It’s very easy to swap out some components of the EliteDesk 800 G1 Desktop Mini. You won’t need any tools to replace your storage drive or add more RAM. The storage drive, in this case the 120 GB SSD, slides out easily, revealing the two memory slots beneath. The whole process of adding another 8 GB of RAM, from opening the casing to closing it again, took me no more than five minutes—if you ever foresee a situation where your IT staff would need to add memory to a lot of units, that’s a great benefit. The only time you’ll need tools is if you want to replace the fan or add a second storage drive using the m.2 module.
As long as you’re clear on what the HP EliteDesk 800 G1 Desktop Mini is trying to be, it’s an excellent machine. It’s not meant for entertainment, and it’s not meant for graphics-intensive work that demands a lot of processing power. It’s meant for simple, day-to-day office tasks, and it’s meant to be bought in bulk, cheaply. Our benchmark tests show that the Mini is more than capable of handling those basic office tasks without any productivity-killing slowdown.
Because it’s meant to be a simple, cheap desktop, things like discrete graphics didn’t make the cut, which is fine. However, it seems like some sacrifices, specifically the lack of an HDMI port, Wi-Fi 802.11ac and Bluetooth, might hold the Mini back in a lot of eyes. The lack of an HDMI port can be worked around easily enough with an adapter, but if you’re buying in bulk, that’s just another cost to add up.
But, the EliteDesk 800 G1 Desktop Mini reigns supreme in a lot of other ways. It’s one of the smallest and most flexible desktop PCs on the market, and the ability to mount it just about anywhere on the desk, including the underside, is great for saving space. The ability to open up the casing without tools makes it very easy to customize these PCs after they’ve been purchased and deployed, saving a lot of time for your IT staff, too.

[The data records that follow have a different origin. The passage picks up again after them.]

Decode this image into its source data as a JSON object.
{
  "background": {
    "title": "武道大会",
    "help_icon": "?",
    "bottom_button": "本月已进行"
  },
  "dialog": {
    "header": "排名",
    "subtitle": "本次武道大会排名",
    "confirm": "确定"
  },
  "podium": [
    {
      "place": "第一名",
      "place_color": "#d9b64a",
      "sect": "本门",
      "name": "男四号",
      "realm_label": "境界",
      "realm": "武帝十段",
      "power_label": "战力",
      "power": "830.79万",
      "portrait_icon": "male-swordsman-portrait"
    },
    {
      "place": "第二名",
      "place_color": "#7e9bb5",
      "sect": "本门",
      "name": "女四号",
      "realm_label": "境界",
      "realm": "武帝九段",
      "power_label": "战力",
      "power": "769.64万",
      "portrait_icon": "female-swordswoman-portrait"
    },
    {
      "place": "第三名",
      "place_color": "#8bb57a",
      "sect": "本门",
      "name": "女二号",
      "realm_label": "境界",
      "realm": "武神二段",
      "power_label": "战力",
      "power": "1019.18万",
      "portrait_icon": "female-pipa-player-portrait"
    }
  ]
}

It also helps that Microsoft really bailed you and HP out by guaranteeing Windows 10 as a free upgrade for both Windows 7 and 8.1 during its first year. It’ll be a lot easier to buy these PCs in bulk knowing that if Windows 10 really does meet the hype, you won’t need to shell out a bunch of cash for an office-wide upgrade. You have the option of sticking with Windows 7 or 8.1 or plunging into Windows 10, and options are always nice to have.
The EliteDesk 800 G1 Desktop Mini costs $660 for the i3 configuration, $790 for the i5 configuration and $910 for the i7 configuration. That’s a bit expensive, and while the option for monthly payments is nice, it’s a bit rough that the Mini comes in at a couple hundred dollars more than its most direct competitor, the Lenovo ThinkCentre M73 Tiny Desktop. That said, the EliteDesk 800 G1 Desktop Mini is smaller, more efficient and much more easily customizable than Lenovo’s machine. I’ll leave it up to you to decide if those advantages are worth shelling out the extra cash.
The Good: Easily customizable with toolless entry, very small, wide variety of mounting options, very energy efficient, can handle basic office tasks with no noticeable slowdown, dual-monitor support thanks to two DisplayPorts
The Bad: No HDMI port, no 802.11ac Wi-Fi, no Bluetooth, noisy fan, a bit expensive, lack of optical drive could still be problematic for some